How many of the lines below hold the word "Partially"? Answer only with the number.

PROVIDED RECORDS ::
--------------------------------------------------

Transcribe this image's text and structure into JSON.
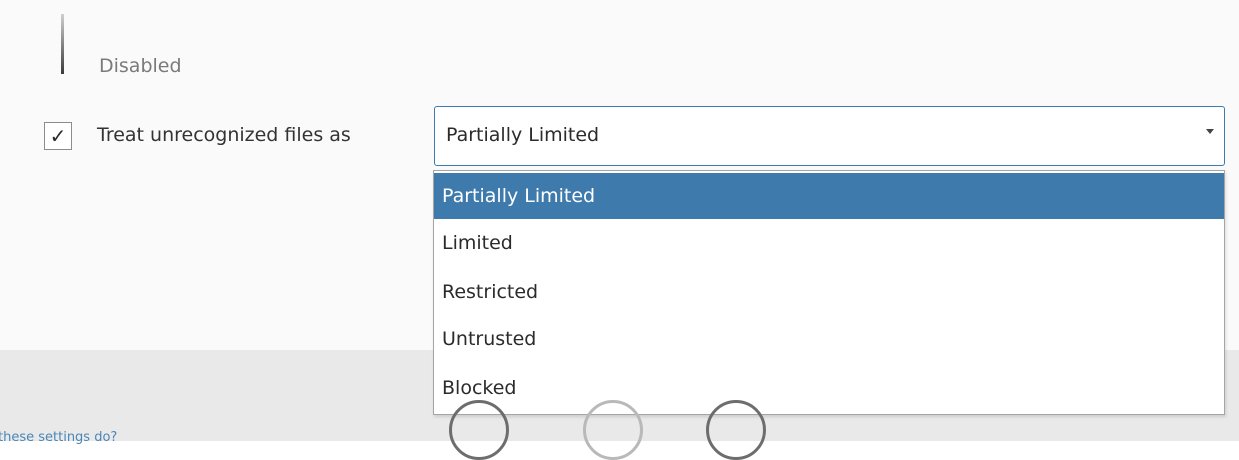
{
  "security_level": {
    "current_label": "Disabled"
  },
  "unrecognized_files": {
    "checked": true,
    "checkbox_glyph": "✓",
    "label": "Treat unrecognized files as",
    "selected_value": "Partially Limited",
    "options": [
      "Partially Limited",
      "Limited",
      "Restricted",
      "Untrusted",
      "Blocked"
    ],
    "highlighted_index": 0
  },
  "footer": {
    "help_link_text": "these settings do?"
  },
  "colors": {
    "accent": "#3e7aab",
    "panel_background": "#fafafa",
    "footer_background": "#e9e9e9",
    "muted_text": "#7a7a7a"
  },
  "icons": {
    "checkbox": "check-icon",
    "select_arrow": "chevron-down-icon"
  }
}
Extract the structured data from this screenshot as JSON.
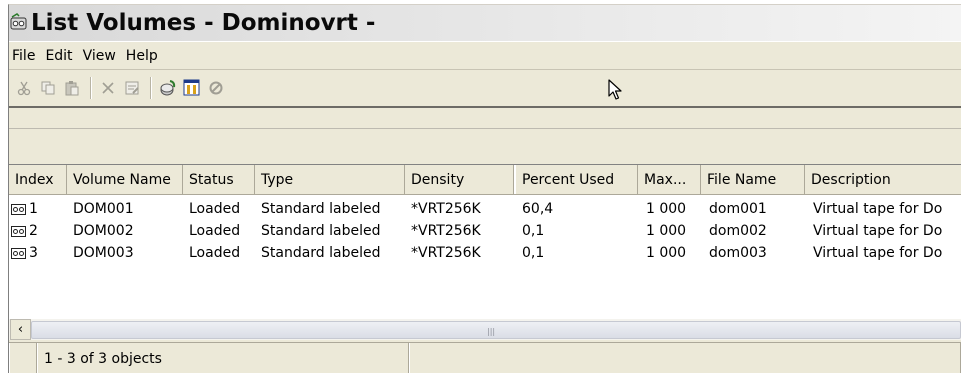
{
  "window": {
    "title": "List Volumes - Dominovrt  -"
  },
  "menu": [
    "File",
    "Edit",
    "View",
    "Help"
  ],
  "toolbar": {
    "buttons": [
      {
        "icon": "cut-icon",
        "enabled": false
      },
      {
        "icon": "copy-icon",
        "enabled": false
      },
      {
        "icon": "paste-icon",
        "enabled": false
      },
      {
        "icon": "delete-icon",
        "enabled": false
      },
      {
        "icon": "properties-icon",
        "enabled": false
      },
      {
        "icon": "refresh-icon",
        "enabled": true
      },
      {
        "icon": "columns-icon",
        "enabled": true
      },
      {
        "icon": "stop-icon",
        "enabled": false
      }
    ]
  },
  "table": {
    "columns": [
      "Index",
      "Volume Name",
      "Status",
      "Type",
      "Density",
      "Percent Used",
      "Max...",
      "File Name",
      "Description"
    ],
    "rows": [
      [
        "1",
        "DOM001",
        "Loaded",
        "Standard labeled",
        "*VRT256K",
        "60,4",
        "1 000",
        "dom001",
        "Virtual tape for Do"
      ],
      [
        "2",
        "DOM002",
        "Loaded",
        "Standard labeled",
        "*VRT256K",
        "0,1",
        "1 000",
        "dom002",
        "Virtual tape for Do"
      ],
      [
        "3",
        "DOM003",
        "Loaded",
        "Standard labeled",
        "*VRT256K",
        "0,1",
        "1 000",
        "dom003",
        "Virtual tape for Do"
      ]
    ]
  },
  "status": {
    "count_text": "1 - 3 of 3 objects"
  },
  "colors": {
    "chrome": "#ece9d8",
    "border": "#aca899",
    "list_bg": "#ffffff"
  }
}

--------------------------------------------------

REPLY TO THE TASK :: 2